The highlight of our summer visits with my grandparents was the icehouse attached to my grandfather’s combination gas station/store. Situated on US Route 66 on the northwest corner of Oklahoma City, the station was busy with both local customers and long-distance travelers. Many of the latter, and some of the former, depended on the icehouse to provide ice for their coolers and the few remaining iceboxes. The icehouse was about eight-foot square with six-inch thick walls and a heavy door. My sister and I always looked for opportunities to spend a few minutes in the icehouse.
When I was nine or ten, I convinced my grandfather to teach me how to chip smaller blocks out of the 300-pound block. It turned out that the large blocks were made with subtle fissures built in. Using an ice pick on the fissures easily split the block into uniform sized smaller blocks. I think he was grateful for my help: it allowed him to tend to his store customers with fewer interruptions. When I asked him if one of my cousins could help me in the icehouse and stocking shelves, he replied sternly, “One boy is half a man; two boys is half a boy; three boys is no boy at all.”
The gas station, along with the icehouse, was forced to close in the late ‘40s when the highway department decided to widen Route 66. In the process, they also lowered it by about eight feet, leaving only a narrow berm for customers to park, and requiring them to climb a flight of stairs to get to the store.
Fast forward to 1967. Carol and I decided to revive the annual University of Michigan Department of Psychology Graduate Student Picnic, an event that had been dormant for about eight years. Our closest friends, Meredith and Sandy and their husbands Bud and Arvo, and Nancy and her housemate Sue, all volunteered to help. Each pair peeled, cubed, and boiled 10 pounds of potatoes and a dozen eggs for potato salad. Forty pounds of potatoes fit very nicely in a 30-gallon plastic trash can (brand new from K-Mart and thoroughly scrubbed). Bud was in past his (thoroughly scrubbed) elbows mixing all the ingredients on the morning of the picnic. We also had purchased several cases of soft drinks and six cases of beer (different brands to satisfy different tastes). We carried dozens of hot dogs and hamburgers in an ice chest for cooking on site.

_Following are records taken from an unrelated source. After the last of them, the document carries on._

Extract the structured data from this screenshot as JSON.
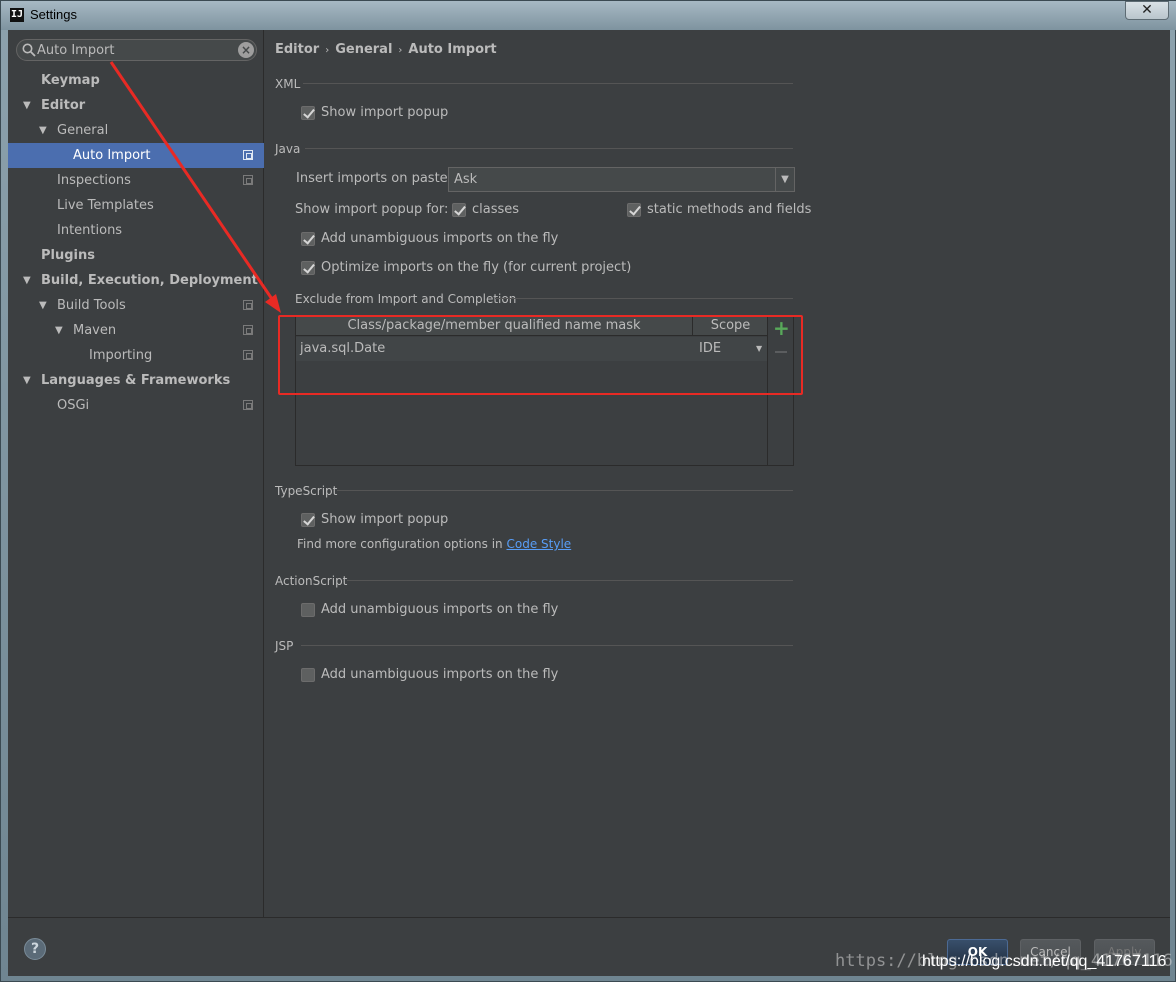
{
  "window": {
    "title": "Settings",
    "app_icon_text": "IJ",
    "close_glyph": "✕"
  },
  "search": {
    "value": "Auto Import",
    "placeholder": ""
  },
  "sidebar": {
    "items": [
      {
        "label": "Keymap"
      },
      {
        "label": "Editor"
      },
      {
        "label": "General"
      },
      {
        "label": "Auto Import"
      },
      {
        "label": "Inspections"
      },
      {
        "label": "Live Templates"
      },
      {
        "label": "Intentions"
      },
      {
        "label": "Plugins"
      },
      {
        "label": "Build, Execution, Deployment"
      },
      {
        "label": "Build Tools"
      },
      {
        "label": "Maven"
      },
      {
        "label": "Importing"
      },
      {
        "label": "Languages & Frameworks"
      },
      {
        "label": "OSGi"
      }
    ]
  },
  "breadcrumb": {
    "part1": "Editor",
    "part2": "General",
    "part3": "Auto Import",
    "sep": "›"
  },
  "xml": {
    "title": "XML",
    "show_popup": "Show import popup"
  },
  "java": {
    "title": "Java",
    "insert_label": "Insert imports on paste:",
    "insert_value": "Ask",
    "show_popup_for": "Show import popup for:",
    "classes": "classes",
    "static_methods": "static methods and fields",
    "add_unambiguous": "Add unambiguous imports on the fly",
    "optimize": "Optimize imports on the fly (for current project)",
    "exclude_title": "Exclude from Import and Completion",
    "table": {
      "col1": "Class/package/member qualified name mask",
      "col2": "Scope",
      "rows": [
        {
          "mask": "java.sql.Date",
          "scope": "IDE"
        }
      ]
    }
  },
  "typescript": {
    "title": "TypeScript",
    "show_popup": "Show import popup",
    "find_more": "Find more configuration options in",
    "code_style_link": "Code Style"
  },
  "actionscript": {
    "title": "ActionScript",
    "add_unambiguous": "Add unambiguous imports on the fly"
  },
  "jsp": {
    "title": "JSP",
    "add_unambiguous": "Add unambiguous imports on the fly"
  },
  "footer": {
    "help": "?",
    "ok": "OK",
    "cancel": "Cancel",
    "apply": "Apply"
  },
  "watermark": {
    "faded": "https://blog.csdn.net/qq_41767116",
    "url": "https://blog.csdn.net/qq_41767116"
  },
  "colors": {
    "background": "#3c3f41",
    "selection": "#4b6eaf",
    "annotation": "#e82a24",
    "link": "#589df6"
  }
}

Keeping everything cold on a hot July afternoon involved ice. Lots of ice. Since block ice melts slower than crushed ice, we located a nearby icehouse that sold 300-pound blocks and had them load it into the rental van already filled with picnic supplies. At the picnic grounds I used the picking skills I had acquired under my grandfather’s tutelage to split it into 50-pound blocks and dumped ice, beer, and soft drinks into two 5-foot round kids wading pools, along with the potato salad container. I chipped some of the blocks into smaller chunks to provide a cold bath for the beverage cans.

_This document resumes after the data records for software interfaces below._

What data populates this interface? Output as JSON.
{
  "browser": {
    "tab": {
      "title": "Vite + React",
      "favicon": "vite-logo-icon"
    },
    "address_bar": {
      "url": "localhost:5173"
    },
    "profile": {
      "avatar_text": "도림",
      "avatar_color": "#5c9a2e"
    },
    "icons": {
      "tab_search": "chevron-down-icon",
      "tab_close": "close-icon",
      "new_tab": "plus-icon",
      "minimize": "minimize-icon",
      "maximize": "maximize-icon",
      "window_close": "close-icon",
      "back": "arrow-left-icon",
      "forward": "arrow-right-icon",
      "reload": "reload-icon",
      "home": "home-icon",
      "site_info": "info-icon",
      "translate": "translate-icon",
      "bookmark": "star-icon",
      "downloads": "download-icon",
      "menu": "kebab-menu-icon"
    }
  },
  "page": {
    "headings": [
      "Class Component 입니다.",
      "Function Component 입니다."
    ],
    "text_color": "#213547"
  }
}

Someone organized a softball game (grad students vs faculty). Arvo and I took turns cooking dogs and burgers. The beer and soda stayed ice cold all afternoon. The potato salad disappeared. The picnic was a tremendous success, and we repeated the event for two successive years. We could not have done it without ice.

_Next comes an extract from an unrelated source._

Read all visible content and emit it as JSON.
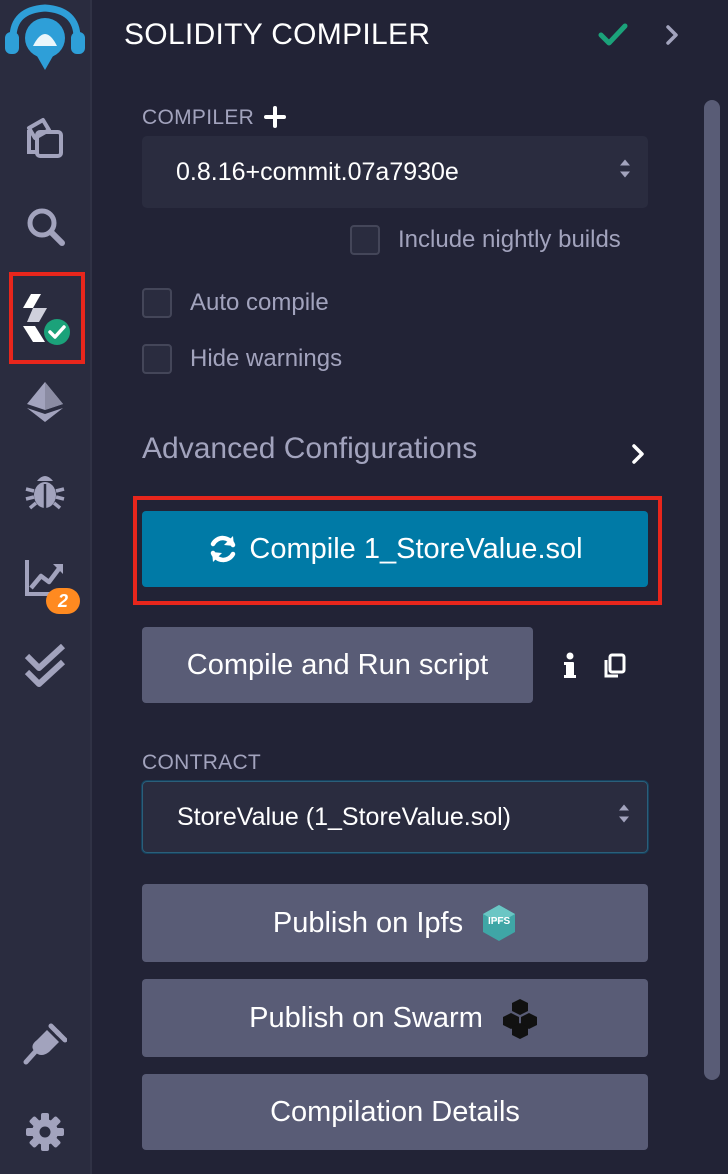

I don’t have any commerce with block ice these days, but I am fortunate to have a dedicated ice maker that continuously fills its bin with crystal-clear ice…not exactly cubes but close enough. I brew iced tea in an automatic pot that heats the tea to just the right temperature (just below boiling) before dumping it onto a pitcher of ice. Since I prefer sweet tea, I make a jar of simple syrup, which I add to the tea. I fill my double-walled iced tea mug to the brim with ice before topping it off with the chilled tea.
Did I mention that I feel very strongly about ice? If you suspect that I feel the same way about iced tea, you would be right.